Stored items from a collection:
== Segment start ==
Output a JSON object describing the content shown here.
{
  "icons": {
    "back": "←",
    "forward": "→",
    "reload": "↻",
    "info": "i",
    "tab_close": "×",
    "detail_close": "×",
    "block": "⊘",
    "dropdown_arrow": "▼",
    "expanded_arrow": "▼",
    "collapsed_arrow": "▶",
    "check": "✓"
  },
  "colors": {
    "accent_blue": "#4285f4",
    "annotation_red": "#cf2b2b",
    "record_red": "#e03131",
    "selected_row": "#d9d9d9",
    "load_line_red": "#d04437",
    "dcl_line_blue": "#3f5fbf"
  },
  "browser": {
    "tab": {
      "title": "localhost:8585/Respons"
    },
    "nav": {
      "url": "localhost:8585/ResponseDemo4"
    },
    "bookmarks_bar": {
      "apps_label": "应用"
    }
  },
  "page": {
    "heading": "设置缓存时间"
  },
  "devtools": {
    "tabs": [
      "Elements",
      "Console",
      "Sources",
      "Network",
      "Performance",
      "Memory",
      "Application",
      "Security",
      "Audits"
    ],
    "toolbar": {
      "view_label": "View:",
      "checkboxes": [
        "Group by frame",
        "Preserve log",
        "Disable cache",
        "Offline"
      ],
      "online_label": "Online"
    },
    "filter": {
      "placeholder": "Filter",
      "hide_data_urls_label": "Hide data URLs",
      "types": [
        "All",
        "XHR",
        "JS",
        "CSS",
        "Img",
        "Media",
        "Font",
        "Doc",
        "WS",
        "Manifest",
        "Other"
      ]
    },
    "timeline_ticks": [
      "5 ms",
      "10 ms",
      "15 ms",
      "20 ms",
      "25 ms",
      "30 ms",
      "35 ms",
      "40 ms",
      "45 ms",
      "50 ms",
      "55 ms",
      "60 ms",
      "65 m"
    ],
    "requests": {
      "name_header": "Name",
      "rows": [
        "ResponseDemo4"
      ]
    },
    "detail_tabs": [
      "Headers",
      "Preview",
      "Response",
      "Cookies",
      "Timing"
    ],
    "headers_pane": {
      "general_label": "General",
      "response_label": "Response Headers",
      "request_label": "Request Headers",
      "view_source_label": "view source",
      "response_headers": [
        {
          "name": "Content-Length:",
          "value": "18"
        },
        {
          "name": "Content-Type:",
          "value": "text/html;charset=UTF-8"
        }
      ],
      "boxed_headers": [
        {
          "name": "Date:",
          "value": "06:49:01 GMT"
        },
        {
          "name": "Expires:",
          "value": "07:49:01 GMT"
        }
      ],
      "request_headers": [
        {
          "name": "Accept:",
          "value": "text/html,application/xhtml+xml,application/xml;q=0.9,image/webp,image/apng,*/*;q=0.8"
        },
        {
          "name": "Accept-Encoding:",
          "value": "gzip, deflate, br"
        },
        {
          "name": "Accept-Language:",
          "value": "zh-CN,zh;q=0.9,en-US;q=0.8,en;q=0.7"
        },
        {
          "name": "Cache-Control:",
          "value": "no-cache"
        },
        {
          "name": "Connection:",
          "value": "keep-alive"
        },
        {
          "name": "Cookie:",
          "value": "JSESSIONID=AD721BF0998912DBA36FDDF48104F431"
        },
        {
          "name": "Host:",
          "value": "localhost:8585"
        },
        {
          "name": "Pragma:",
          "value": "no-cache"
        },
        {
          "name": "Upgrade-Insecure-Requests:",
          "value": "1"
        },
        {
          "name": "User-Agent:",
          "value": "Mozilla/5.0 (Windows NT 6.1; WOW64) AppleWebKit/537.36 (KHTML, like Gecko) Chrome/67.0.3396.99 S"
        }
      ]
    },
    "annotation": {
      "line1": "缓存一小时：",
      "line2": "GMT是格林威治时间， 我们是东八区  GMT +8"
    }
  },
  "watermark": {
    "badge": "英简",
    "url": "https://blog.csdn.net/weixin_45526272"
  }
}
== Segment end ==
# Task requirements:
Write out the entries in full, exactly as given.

# Exercise response:
Output a JSON object describing the content shown here.
{
  "icons": {
    "back": "←",
    "forward": "→",
    "reload": "↻",
    "info": "i",
    "tab_close": "×",
    "detail_close": "×",
    "block": "⊘",
    "dropdown_arrow": "▼",
    "expanded_arrow": "▼",
    "collapsed_arrow": "▶",
    "check": "✓"
  },
  "colors": {
    "accent_blue": "#4285f4",
    "annotation_red": "#cf2b2b",
    "record_red": "#e03131",
    "selected_row": "#d9d9d9",
    "load_line_red": "#d04437",
    "dcl_line_blue": "#3f5fbf"
  },
  "browser": {
    "tab": {
      "title": "localhost:8585/Respons"
    },
    "nav": {
      "url": "localhost:8585/ResponseDemo4"
    },
    "bookmarks_bar": {
      "apps_label": "应用"
    }
  },
  "page": {
    "heading": "设置缓存时间"
  },
  "devtools": {
    "tabs": [
      "Elements",
      "Console",
      "Sources",
      "Network",
      "Performance",
      "Memory",
      "Application",
      "Security",
      "Audits"
    ],
    "toolbar": {
      "view_label": "View:",
      "checkboxes": [
        "Group by frame",
        "Preserve log",
        "Disable cache",
        "Offline"
      ],
      "online_label": "Online"
    },
    "filter": {
      "placeholder": "Filter",
      "hide_data_urls_label": "Hide data URLs",
      "types": [
        "All",
        "XHR",
        "JS",
        "CSS",
        "Img",
        "Media",
        "Font",
        "Doc",
        "WS",
        "Manifest",
        "Other"
      ]
    },
    "timeline_ticks": [
      "5 ms",
      "10 ms",
      "15 ms",
      "20 ms",
      "25 ms",
      "30 ms",
      "35 ms",
      "40 ms",
      "45 ms",
      "50 ms",
      "55 ms",
      "60 ms",
      "65 m"
    ],
    "requests": {
      "name_header": "Name",
      "rows": [
        "ResponseDemo4"
      ]
    },
    "detail_tabs": [
      "Headers",
      "Preview",
      "Response",
      "Cookies",
      "Timing"
    ],
    "headers_pane": {
      "general_label": "General",
      "response_label": "Response Headers",
      "request_label": "Request Headers",
      "view_source_label": "view source",
      "response_headers": [
        {
          "name": "Content-Length:",
          "value": "18"
        },
        {
          "name": "Content-Type:",
          "value": "text/html;charset=UTF-8"
        }
      ],
      "boxed_headers": [
        {
          "name": "Date:",
          "value": "06:49:01 GMT"
        },
        {
          "name": "Expires:",
          "value": "07:49:01 GMT"
        }
      ],
      "request_headers": [
        {
          "name": "Accept:",
          "value": "text/html,application/xhtml+xml,application/xml;q=0.9,image/webp,image/apng,*/*;q=0.8"
        },
        {
          "name": "Accept-Encoding:",
          "value": "gzip, deflate, br"
        },
        {
          "name": "Accept-Language:",
          "value": "zh-CN,zh;q=0.9,en-US;q=0.8,en;q=0.7"
        },
        {
          "name": "Cache-Control:",
          "value": "no-cache"
        },
        {
          "name": "Connection:",
          "value": "keep-alive"
        },
        {
          "name": "Cookie:",
          "value": "JSESSIONID=AD721BF0998912DBA36FDDF48104F431"
        },
        {
          "name": "Host:",
          "value": "localhost:8585"
        },
        {
          "name": "Pragma:",
          "value": "no-cache"
        },
        {
          "name": "Upgrade-Insecure-Requests:",
          "value": "1"
        },
        {
          "name": "User-Agent:",
          "value": "Mozilla/5.0 (Windows NT 6.1; WOW64) AppleWebKit/537.36 (KHTML, like Gecko) Chrome/67.0.3396.99 S"
        }
      ]
    },
    "annotation": {
      "line1": "缓存一小时：",
      "line2": "GMT是格林威治时间， 我们是东八区  GMT +8"
    }
  },
  "watermark": {
    "badge": "英简",
    "url": "https://blog.csdn.net/weixin_45526272"
  }
}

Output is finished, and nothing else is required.